• Problem statement: Write all of the entries again. Keep them exactly as they are.
Segment Start: Data to use
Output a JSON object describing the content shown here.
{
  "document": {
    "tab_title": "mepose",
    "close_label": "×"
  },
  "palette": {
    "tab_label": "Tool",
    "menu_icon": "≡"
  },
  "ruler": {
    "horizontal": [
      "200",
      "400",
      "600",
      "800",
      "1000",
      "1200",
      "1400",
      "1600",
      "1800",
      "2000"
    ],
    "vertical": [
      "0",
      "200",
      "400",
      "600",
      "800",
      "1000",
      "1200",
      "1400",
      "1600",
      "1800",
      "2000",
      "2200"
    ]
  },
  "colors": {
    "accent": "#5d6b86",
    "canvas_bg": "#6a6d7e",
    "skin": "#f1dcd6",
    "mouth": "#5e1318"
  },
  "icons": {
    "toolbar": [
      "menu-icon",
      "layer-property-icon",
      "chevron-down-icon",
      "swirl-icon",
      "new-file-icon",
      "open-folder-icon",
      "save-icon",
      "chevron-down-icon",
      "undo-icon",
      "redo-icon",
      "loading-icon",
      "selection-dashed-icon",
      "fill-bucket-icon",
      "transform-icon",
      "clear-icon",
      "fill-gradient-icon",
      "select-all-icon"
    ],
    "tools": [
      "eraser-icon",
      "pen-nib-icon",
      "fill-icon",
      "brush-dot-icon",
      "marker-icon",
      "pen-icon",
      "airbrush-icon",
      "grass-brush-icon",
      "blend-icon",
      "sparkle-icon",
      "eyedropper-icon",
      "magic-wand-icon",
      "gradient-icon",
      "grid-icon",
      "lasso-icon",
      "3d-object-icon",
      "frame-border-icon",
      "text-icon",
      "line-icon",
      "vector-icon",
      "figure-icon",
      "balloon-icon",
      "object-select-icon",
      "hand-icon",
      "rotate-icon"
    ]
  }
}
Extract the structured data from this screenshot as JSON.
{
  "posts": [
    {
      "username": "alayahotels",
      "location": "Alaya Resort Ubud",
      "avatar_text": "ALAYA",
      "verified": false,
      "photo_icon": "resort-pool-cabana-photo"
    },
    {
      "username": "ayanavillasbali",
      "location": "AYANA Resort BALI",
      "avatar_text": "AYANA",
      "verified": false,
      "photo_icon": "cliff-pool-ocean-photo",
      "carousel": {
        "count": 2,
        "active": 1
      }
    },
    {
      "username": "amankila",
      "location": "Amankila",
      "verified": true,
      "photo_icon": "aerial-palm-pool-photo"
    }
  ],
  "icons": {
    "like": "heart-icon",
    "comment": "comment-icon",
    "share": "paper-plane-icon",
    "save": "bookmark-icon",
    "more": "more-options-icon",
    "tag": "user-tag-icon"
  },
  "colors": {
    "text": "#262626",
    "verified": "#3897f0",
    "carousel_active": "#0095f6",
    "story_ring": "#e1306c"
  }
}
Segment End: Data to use
• Exercise response:
Output a JSON object describing the content shown here.
{
  "document": {
    "tab_title": "mepose",
    "close_label": "×"
  },
  "palette": {
    "tab_label": "Tool",
    "menu_icon": "≡"
  },
  "ruler": {
    "horizontal": [
      "200",
      "400",
      "600",
      "800",
      "1000",
      "1200",
      "1400",
      "1600",
      "1800",
      "2000"
    ],
    "vertical": [
      "0",
      "200",
      "400",
      "600",
      "800",
      "1000",
      "1200",
      "1400",
      "1600",
      "1800",
      "2000",
      "2200"
    ]
  },
  "colors": {
    "accent": "#5d6b86",
    "canvas_bg": "#6a6d7e",
    "skin": "#f1dcd6",
    "mouth": "#5e1318"
  },
  "icons": {
    "toolbar": [
      "menu-icon",
      "layer-property-icon",
      "chevron-down-icon",
      "swirl-icon",
      "new-file-icon",
      "open-folder-icon",
      "save-icon",
      "chevron-down-icon",
      "undo-icon",
      "redo-icon",
      "loading-icon",
      "selection-dashed-icon",
      "fill-bucket-icon",
      "transform-icon",
      "clear-icon",
      "fill-gradient-icon",
      "select-all-icon"
    ],
    "tools": [
      "eraser-icon",
      "pen-nib-icon",
      "fill-icon",
      "brush-dot-icon",
      "marker-icon",
      "pen-icon",
      "airbrush-icon",
      "grass-brush-icon",
      "blend-icon",
      "sparkle-icon",
      "eyedropper-icon",
      "magic-wand-icon",
      "gradient-icon",
      "grid-icon",
      "lasso-icon",
      "3d-object-icon",
      "frame-border-icon",
      "text-icon",
      "line-icon",
      "vector-icon",
      "figure-icon",
      "balloon-icon",
      "object-select-icon",
      "hand-icon",
      "rotate-icon"
    ]
  }
}
Extract the structured data from this screenshot as JSON.
{
  "posts": [
    {
      "username": "alayahotels",
      "location": "Alaya Resort Ubud",
      "avatar_text": "ALAYA",
      "verified": false,
      "photo_icon": "resort-pool-cabana-photo"
    },
    {
      "username": "ayanavillasbali",
      "location": "AYANA Resort BALI",
      "avatar_text": "AYANA",
      "verified": false,
      "photo_icon": "cliff-pool-ocean-photo",
      "carousel": {
        "count": 2,
        "active": 1
      }
    },
    {
      "username": "amankila",
      "location": "Amankila",
      "verified": true,
      "photo_icon": "aerial-palm-pool-photo"
    }
  ],
  "icons": {
    "like": "heart-icon",
    "comment": "comment-icon",
    "share": "paper-plane-icon",
    "save": "bookmark-icon",
    "more": "more-options-icon",
    "tag": "user-tag-icon"
  },
  "colors": {
    "text": "#262626",
    "verified": "#3897f0",
    "carousel_active": "#0095f6",
    "story_ring": "#e1306c"
  }
}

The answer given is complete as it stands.